The dealer finance market is to undergo radical consolidation in the months ahead. The anticipated combination of Black Horse Motor Finance and Bank of Scotland Dealer Finance, following the Lloyds TSB/HBOS deal, is part of a radical change that is set to see F&I turned on its head.
Retailers should be acting now to review their F&I and stock-funding operations and plan for the future – a future where the income available from F&I looks set to fall.
Over recent years, F&I has provided a vital added-value profit centre.
Levels of finance penetration until this year had declined, but astute negotiation and over-supply has seen retailers increasing the pound value from F&I income.
Even the regulation of personal protection insurance (PPI) failed to slow the pace of growth in the importance of this key
Now the intense competition which has benefited retailers, looks set to change – significantly.
Day-to-day retailers are likely to see little immediate impact and HBOS’s Andy Hornby admits that the total Lloyds TSB/HBOS integration could take up to two years to complete, but change should be anticipated and acted upon now.
Most worrying for retailers will be the loss of choice. The Big Four independent finance players are set to become the Big Two, with Consumer Santander and GE Money Motor Finance merging in the weeks ahead.
Inevitably, there will be changes in people, technology and processes. But most concerning will be the reduction in competition and the potential threat to stock-funding facilities.
The combined Black Horse/Bank of Scotland Motor Finance operation will be a dominant force based upon the Sewells 2007 New and Used Car Finance House Surveys, which relies upon estimates of units financed.
In the new car finance sector the combined market share of the two companies is estimated at 26%, allowing for the inclusion of the manufacturer partnerships.
However. in the used car sector, they control 41% of
the market. This dominant position, especially in the used car sector, is certain to be a concern to retailers.
Many will find themselves already working with both companies – and will potentially need, or want, to source an alternative provider, both for retail support and stock funding.
But the drop in competition may make replacing current terms on a like-for-like basis tough.
Concerns about the potential increase in retail rates and terms may mask a more fundamental concern – stock funding monies.Motor retailers have commonly sourced their stock funding (and other forms of support funding) from finance companies as part of a wider retail support offer.
Typically, new car funding is provided by the manufacturer finance company, while used car funding is often provided by the independent sector.
Black Horse and Bank of Scotland have been major players in the provision of stocking funds.
Quite how the combined business will view its exposure to dealer funding is impossible to second guess, but we are certainly operating in an increasingly risk averse environment, something not helped by the dramatic slowdown in car sales.
Retailers are faced with the possibility that the combined Black Horse/Bank of Scotland business may therefore seek to limit its stock exposure.
This situation is likely to be exacerbated at retailers where both lenders currently provide funds and therefore share the perceived risk.
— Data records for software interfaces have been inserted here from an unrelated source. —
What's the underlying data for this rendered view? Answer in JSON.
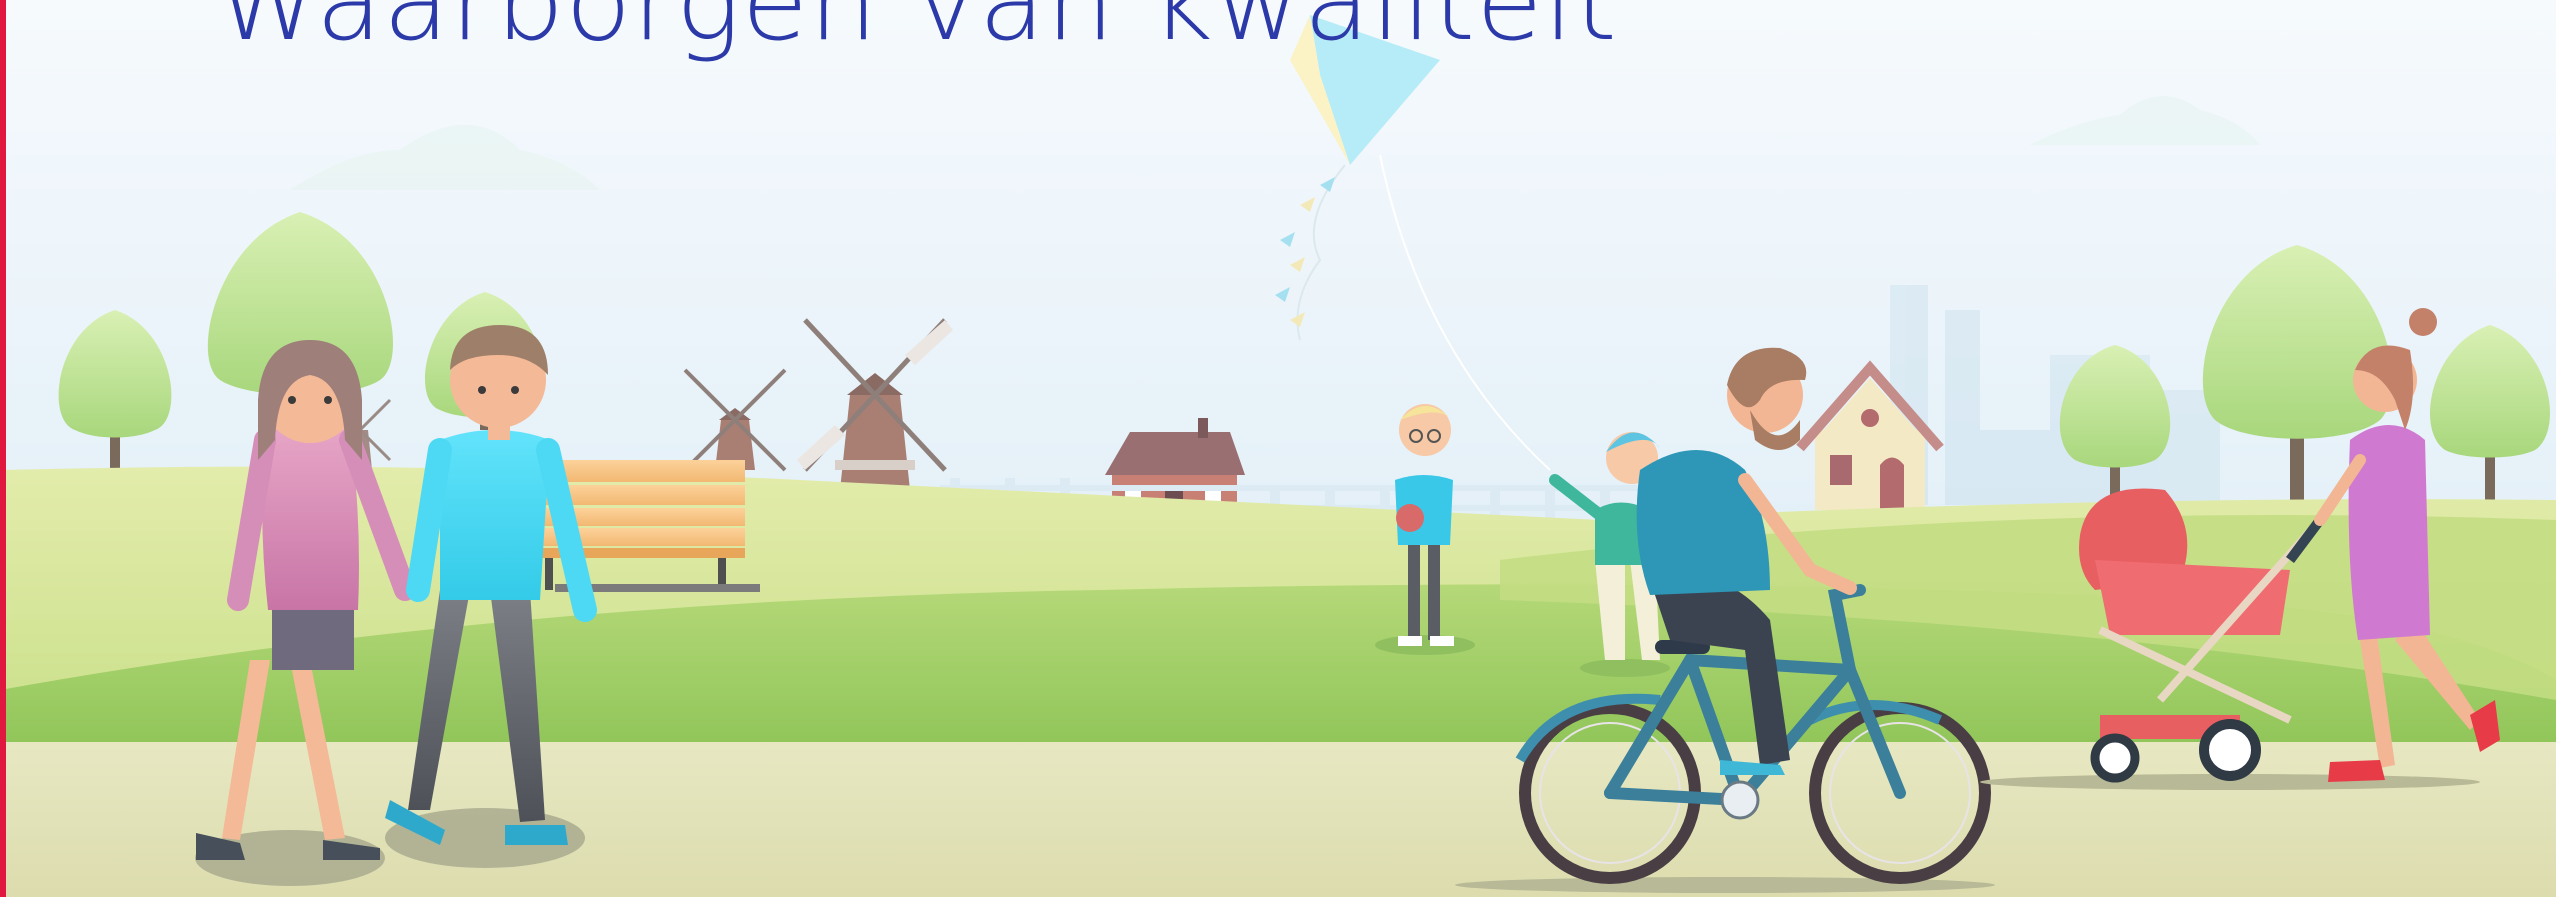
{
  "page": {
    "title": "Waarborgen van kwaliteit"
  },
  "illustration": {
    "subject": "park-scene",
    "colors": {
      "accent_edge": "#e0183f",
      "title": "#2b3aa8",
      "sky_top": "#f6fafd",
      "sky_bottom": "#e7f2f9",
      "grass_light": "#d9e89a",
      "grass_dark": "#a6d16a",
      "path": "#e3e3b8"
    }
  }
}
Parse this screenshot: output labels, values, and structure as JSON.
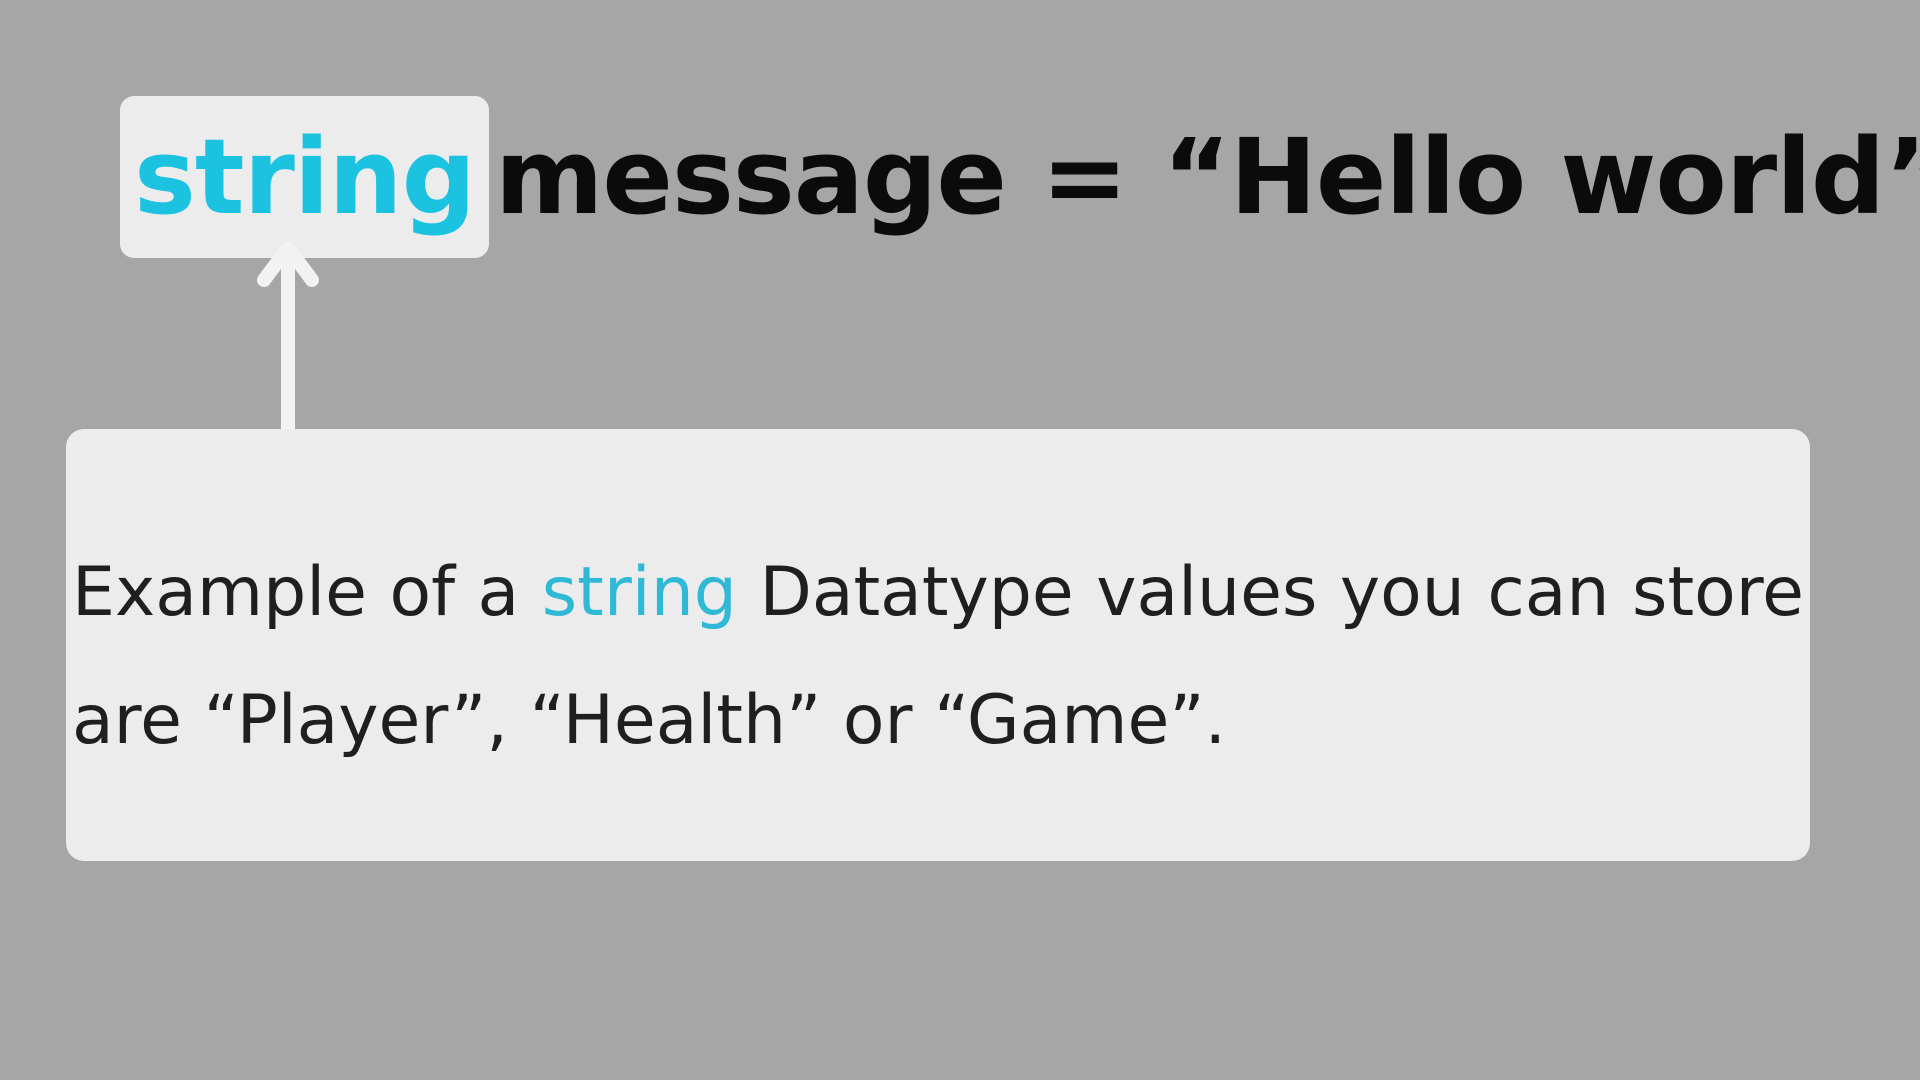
{
  "code": {
    "keyword": "string",
    "rest": "message = “Hello world”"
  },
  "note": {
    "before": "Example of a",
    "highlight": "string",
    "after": "Datatype values you can store are “Player”, “Health” or “Game”."
  },
  "colors": {
    "background": "#a6a6a6",
    "box": "#ececec",
    "keyword": "#1cc3e1",
    "highlight": "#2fb9d6",
    "text": "#0b0b0b",
    "arrow": "#f2f2f2"
  },
  "icons": {
    "pointer": "arrow-up-icon"
  }
}
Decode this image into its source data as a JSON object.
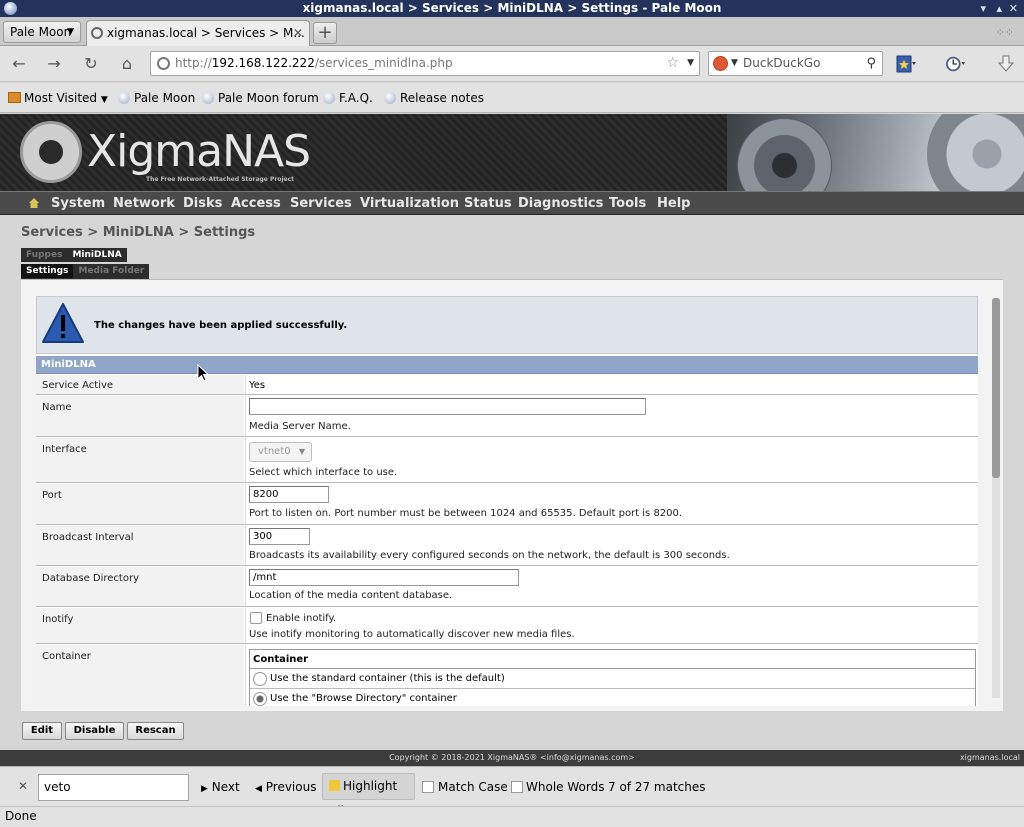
{
  "window": {
    "title": "xigmanas.local > Services > MiniDLNA > Settings - Pale Moon",
    "controls": [
      "▾",
      "▴",
      "✕"
    ]
  },
  "browser": {
    "app_menu": "Pale Moon",
    "tab_title": "xigmanas.local > Services > M...",
    "url_scheme": "http://",
    "url_host": "192.168.122.222",
    "url_path": "/services_minidlna.php",
    "search_engine": "DuckDuckGo",
    "bookmarks": [
      "Most Visited",
      "Pale Moon",
      "Pale Moon forum",
      "F.A.Q.",
      "Release notes"
    ]
  },
  "header": {
    "logo_text": "XigmaNAS",
    "logo_tagline": "The Free Network-Attached Storage Project"
  },
  "nav": {
    "items": [
      "System",
      "Network",
      "Disks",
      "Access",
      "Services",
      "Virtualization",
      "Status",
      "Diagnostics",
      "Tools",
      "Help"
    ]
  },
  "page": {
    "breadcrumb": "Services > MiniDLNA > Settings",
    "tabs_level1": [
      "Fuppes",
      "MiniDLNA"
    ],
    "tabs_level2": [
      "Settings",
      "Media Folder"
    ],
    "message": "The changes have been applied successfully.",
    "section_title": "MiniDLNA",
    "fields": {
      "service_active": {
        "label": "Service Active",
        "value": "Yes"
      },
      "name": {
        "label": "Name",
        "value": "",
        "desc": "Media Server Name."
      },
      "interface": {
        "label": "Interface",
        "value": "vtnet0",
        "desc": "Select which interface to use."
      },
      "port": {
        "label": "Port",
        "value": "8200",
        "desc": "Port to listen on. Port number must be between 1024 and 65535. Default port is 8200."
      },
      "broadcast": {
        "label": "Broadcast Interval",
        "value": "300",
        "desc": "Broadcasts its availability every configured seconds on the network, the default is 300 seconds."
      },
      "database": {
        "label": "Database Directory",
        "value": "/mnt",
        "desc": "Location of the media content database."
      },
      "inotify": {
        "label": "Inotify",
        "checkbox_label": "Enable inotify.",
        "desc": "Use inotify monitoring to automatically discover new media files."
      },
      "container": {
        "label": "Container",
        "table_title": "Container",
        "options": [
          "Use the standard container (this is the default)",
          "Use the \"Browse Directory\" container"
        ]
      }
    },
    "buttons": [
      "Edit",
      "Disable",
      "Rescan"
    ],
    "footer_copyright": "Copyright © 2018-2021 XigmaNAS® <info@xigmanas.com>",
    "footer_host": "xigmanas.local"
  },
  "findbar": {
    "query": "veto",
    "next": "Next",
    "previous": "Previous",
    "highlight_all": "Highlight All",
    "match_case": "Match Case",
    "whole_words": "Whole Words",
    "result": "7 of 27 matches"
  },
  "status": "Done"
}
Some retailers may prefer to not have all their stock funding in one basket. Retailers operating at the margins are certainly at risk of losing vital operating funds.
Choices going forward
The credit crunch, falling residual values and rising arrears are all placing pressure on finance company margins.
Black Horse itself notes that dealers and lenders alike will have to become leaner and fitter to survive, pointing to the pressure on finance companies to deliver acceptable returns to their parent companies.
In this environment, it expects rates and deal terms to come under the microscope.
This is a clear indication for the future – and it is a future that appears to be increasingly close at hand.
A reduction in competition, rising inflation, tightening of underwriting and a slowdown in the amount of money available to lend all look set to place motor retailers in a tough negotiating position for finance in the months ahead.
Barclays Partner Finance, Carlyle Finance, Close Motor and Northridge Finance are all well regarded companies and will certainly provide an alternative finance partner.
However, their appetite and capacity to match some of the existing F&I support packages in the current trading conditions must be in doubt.
There is set to be a cost to retailers to secure a future for dealer F&I – higher prices. This is probably a vital, albeit painful, step – one that can be anticipated in both retail and stock funding terms.